┌─ Data
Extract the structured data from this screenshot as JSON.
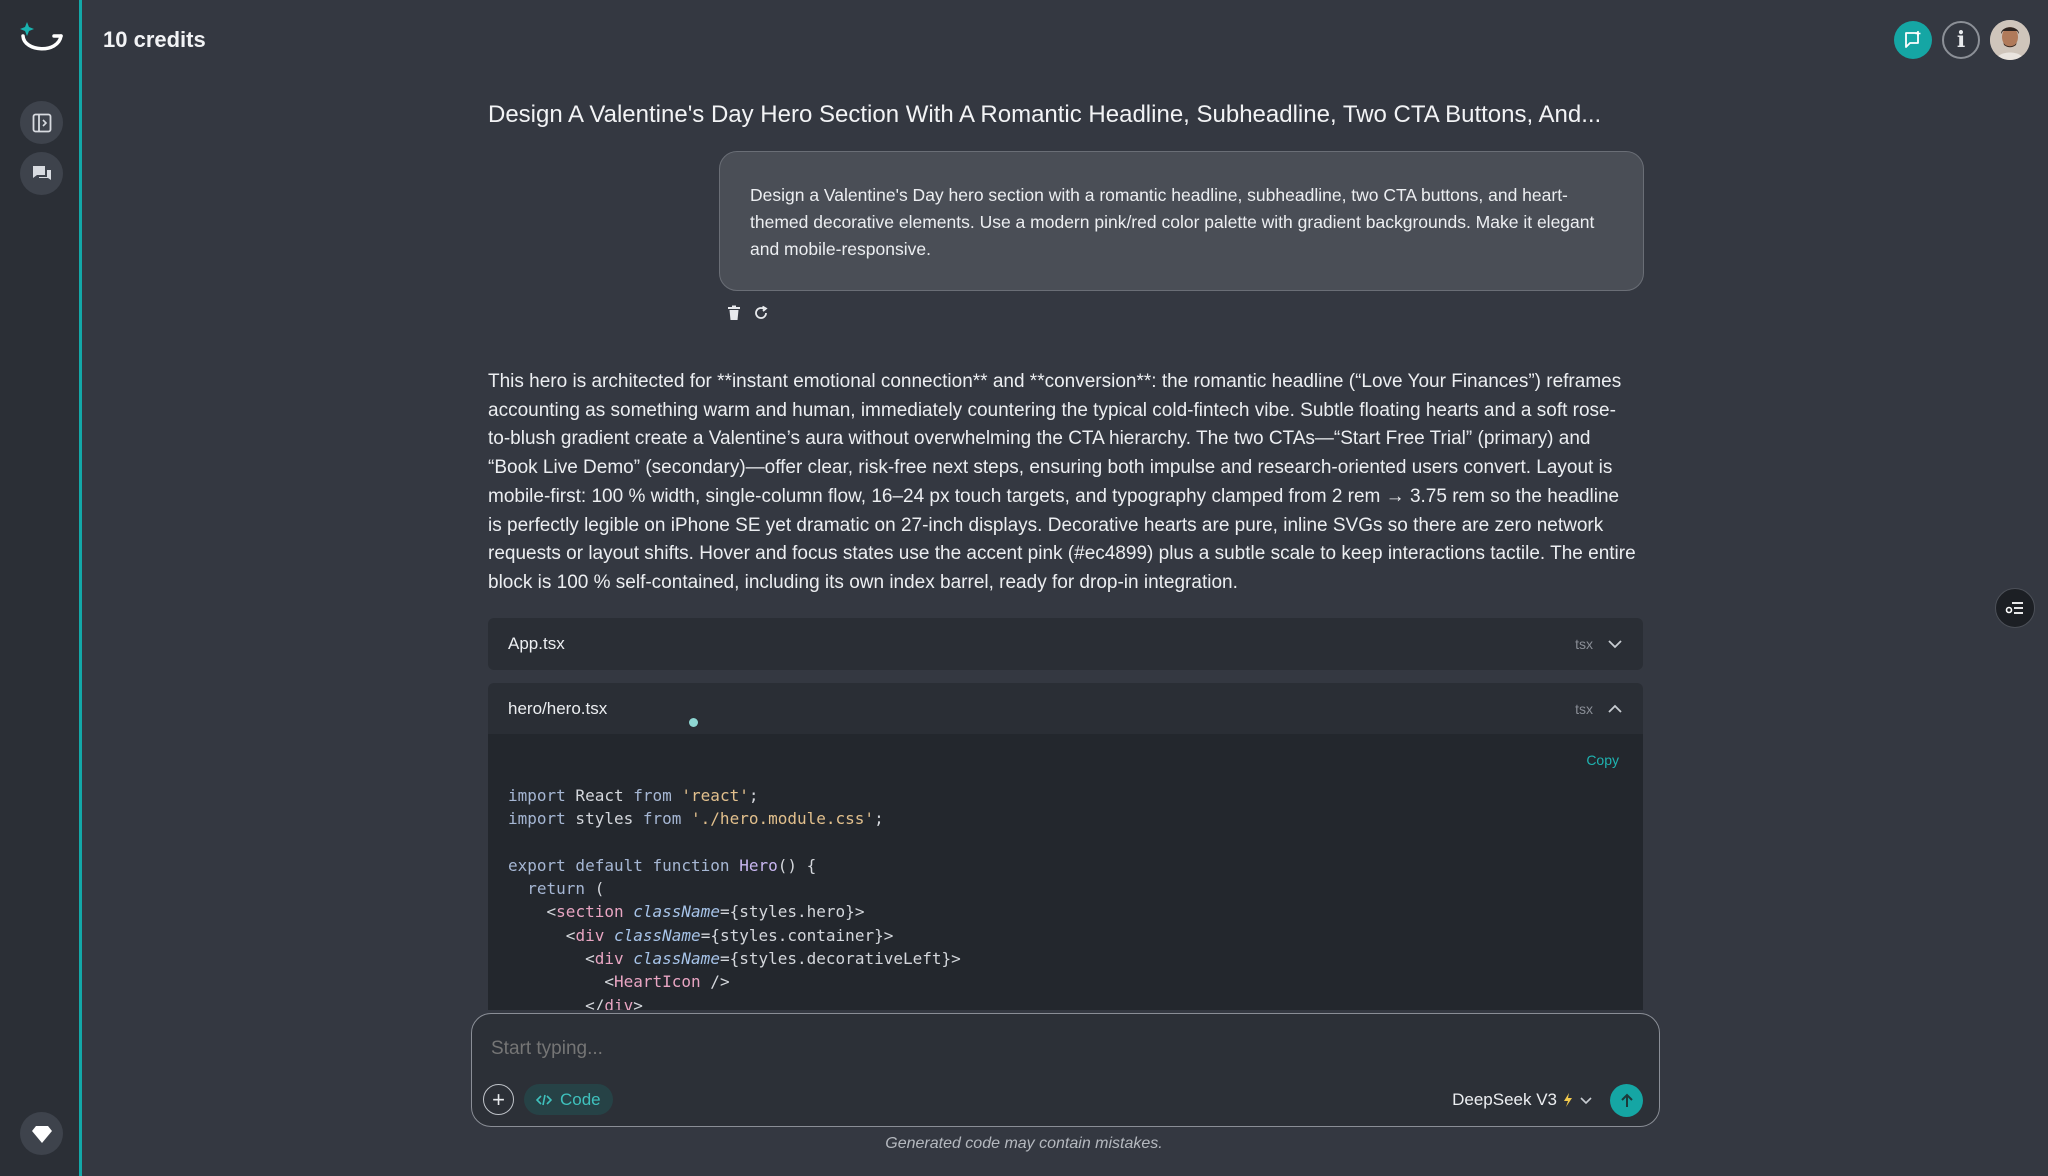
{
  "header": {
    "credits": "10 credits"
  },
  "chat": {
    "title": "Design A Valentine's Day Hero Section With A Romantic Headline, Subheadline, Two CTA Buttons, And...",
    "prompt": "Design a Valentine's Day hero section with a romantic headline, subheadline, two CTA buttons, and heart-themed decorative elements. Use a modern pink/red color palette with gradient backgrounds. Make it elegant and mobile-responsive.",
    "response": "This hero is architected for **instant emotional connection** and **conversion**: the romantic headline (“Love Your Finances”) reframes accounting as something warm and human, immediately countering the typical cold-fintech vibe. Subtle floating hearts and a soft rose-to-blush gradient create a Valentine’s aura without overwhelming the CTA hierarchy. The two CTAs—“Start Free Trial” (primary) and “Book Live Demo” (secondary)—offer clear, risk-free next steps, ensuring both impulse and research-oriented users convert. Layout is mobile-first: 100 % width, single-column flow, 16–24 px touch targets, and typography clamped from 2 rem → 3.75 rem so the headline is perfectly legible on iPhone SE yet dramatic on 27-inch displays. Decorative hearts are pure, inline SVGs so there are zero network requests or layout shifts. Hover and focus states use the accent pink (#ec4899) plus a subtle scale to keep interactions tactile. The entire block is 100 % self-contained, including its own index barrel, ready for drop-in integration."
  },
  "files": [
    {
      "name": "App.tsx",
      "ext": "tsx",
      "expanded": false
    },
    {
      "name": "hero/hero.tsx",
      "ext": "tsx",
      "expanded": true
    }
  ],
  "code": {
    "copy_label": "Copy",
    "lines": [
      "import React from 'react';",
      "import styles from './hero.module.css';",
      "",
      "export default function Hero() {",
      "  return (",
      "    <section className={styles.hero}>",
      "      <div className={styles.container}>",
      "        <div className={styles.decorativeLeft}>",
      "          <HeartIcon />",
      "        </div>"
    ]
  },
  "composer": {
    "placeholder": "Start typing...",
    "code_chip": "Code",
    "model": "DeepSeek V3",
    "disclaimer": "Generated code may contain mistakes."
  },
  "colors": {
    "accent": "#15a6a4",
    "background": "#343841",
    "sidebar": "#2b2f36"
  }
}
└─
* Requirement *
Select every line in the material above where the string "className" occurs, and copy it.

* Written solution *
      "    <section className={styles.hero}>",
      "      <div className={styles.container}>",
      "        <div className={styles.decorativeLeft}>",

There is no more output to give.